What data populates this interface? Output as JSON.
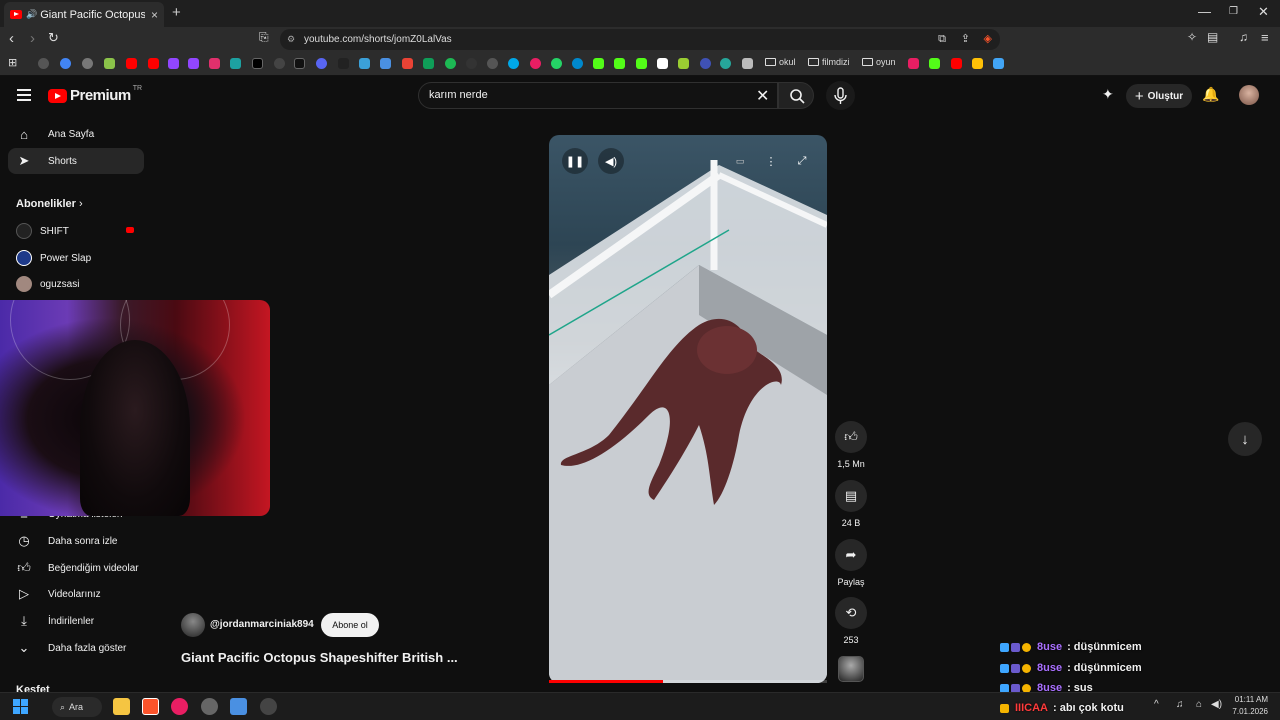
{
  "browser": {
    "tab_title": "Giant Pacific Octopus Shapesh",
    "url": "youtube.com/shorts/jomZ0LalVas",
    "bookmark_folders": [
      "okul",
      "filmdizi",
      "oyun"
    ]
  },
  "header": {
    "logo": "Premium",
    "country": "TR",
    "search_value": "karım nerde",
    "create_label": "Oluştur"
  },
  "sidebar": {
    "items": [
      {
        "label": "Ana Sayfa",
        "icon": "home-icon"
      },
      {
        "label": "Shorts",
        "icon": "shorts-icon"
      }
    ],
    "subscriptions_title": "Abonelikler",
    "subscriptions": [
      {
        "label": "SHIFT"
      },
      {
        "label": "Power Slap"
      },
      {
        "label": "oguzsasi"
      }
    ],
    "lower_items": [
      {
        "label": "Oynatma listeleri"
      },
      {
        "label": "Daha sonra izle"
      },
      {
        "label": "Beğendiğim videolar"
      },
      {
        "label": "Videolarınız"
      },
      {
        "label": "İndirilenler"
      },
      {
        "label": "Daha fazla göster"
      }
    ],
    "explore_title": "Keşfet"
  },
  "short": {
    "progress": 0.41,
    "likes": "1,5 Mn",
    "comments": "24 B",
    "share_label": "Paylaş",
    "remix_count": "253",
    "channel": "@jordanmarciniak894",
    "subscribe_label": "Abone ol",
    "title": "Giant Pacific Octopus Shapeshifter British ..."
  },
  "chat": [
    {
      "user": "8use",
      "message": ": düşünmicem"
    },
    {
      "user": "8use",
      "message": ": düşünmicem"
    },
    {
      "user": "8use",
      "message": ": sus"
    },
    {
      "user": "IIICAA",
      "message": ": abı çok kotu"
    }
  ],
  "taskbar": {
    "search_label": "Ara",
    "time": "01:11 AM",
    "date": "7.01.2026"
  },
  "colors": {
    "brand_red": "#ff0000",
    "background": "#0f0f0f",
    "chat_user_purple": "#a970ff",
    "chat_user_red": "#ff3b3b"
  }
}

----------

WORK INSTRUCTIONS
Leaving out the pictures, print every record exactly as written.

REPLY TO THE EXERCISE
What data populates this interface? Output as JSON.
{
  "browser": {
    "tab_title": "Giant Pacific Octopus Shapesh",
    "url": "youtube.com/shorts/jomZ0LalVas",
    "bookmark_folders": [
      "okul",
      "filmdizi",
      "oyun"
    ]
  },
  "header": {
    "logo": "Premium",
    "country": "TR",
    "search_value": "karım nerde",
    "create_label": "Oluştur"
  },
  "sidebar": {
    "items": [
      {
        "label": "Ana Sayfa",
        "icon": "home-icon"
      },
      {
        "label": "Shorts",
        "icon": "shorts-icon"
      }
    ],
    "subscriptions_title": "Abonelikler",
    "subscriptions": [
      {
        "label": "SHIFT"
      },
      {
        "label": "Power Slap"
      },
      {
        "label": "oguzsasi"
      }
    ],
    "lower_items": [
      {
        "label": "Oynatma listeleri"
      },
      {
        "label": "Daha sonra izle"
      },
      {
        "label": "Beğendiğim videolar"
      },
      {
        "label": "Videolarınız"
      },
      {
        "label": "İndirilenler"
      },
      {
        "label": "Daha fazla göster"
      }
    ],
    "explore_title": "Keşfet"
  },
  "short": {
    "progress": 0.41,
    "likes": "1,5 Mn",
    "comments": "24 B",
    "share_label": "Paylaş",
    "remix_count": "253",
    "channel": "@jordanmarciniak894",
    "subscribe_label": "Abone ol",
    "title": "Giant Pacific Octopus Shapeshifter British ..."
  },
  "chat": [
    {
      "user": "8use",
      "message": ": düşünmicem"
    },
    {
      "user": "8use",
      "message": ": düşünmicem"
    },
    {
      "user": "8use",
      "message": ": sus"
    },
    {
      "user": "IIICAA",
      "message": ": abı çok kotu"
    }
  ],
  "taskbar": {
    "search_label": "Ara",
    "time": "01:11 AM",
    "date": "7.01.2026"
  },
  "colors": {
    "brand_red": "#ff0000",
    "background": "#0f0f0f",
    "chat_user_purple": "#a970ff",
    "chat_user_red": "#ff3b3b"
  }
}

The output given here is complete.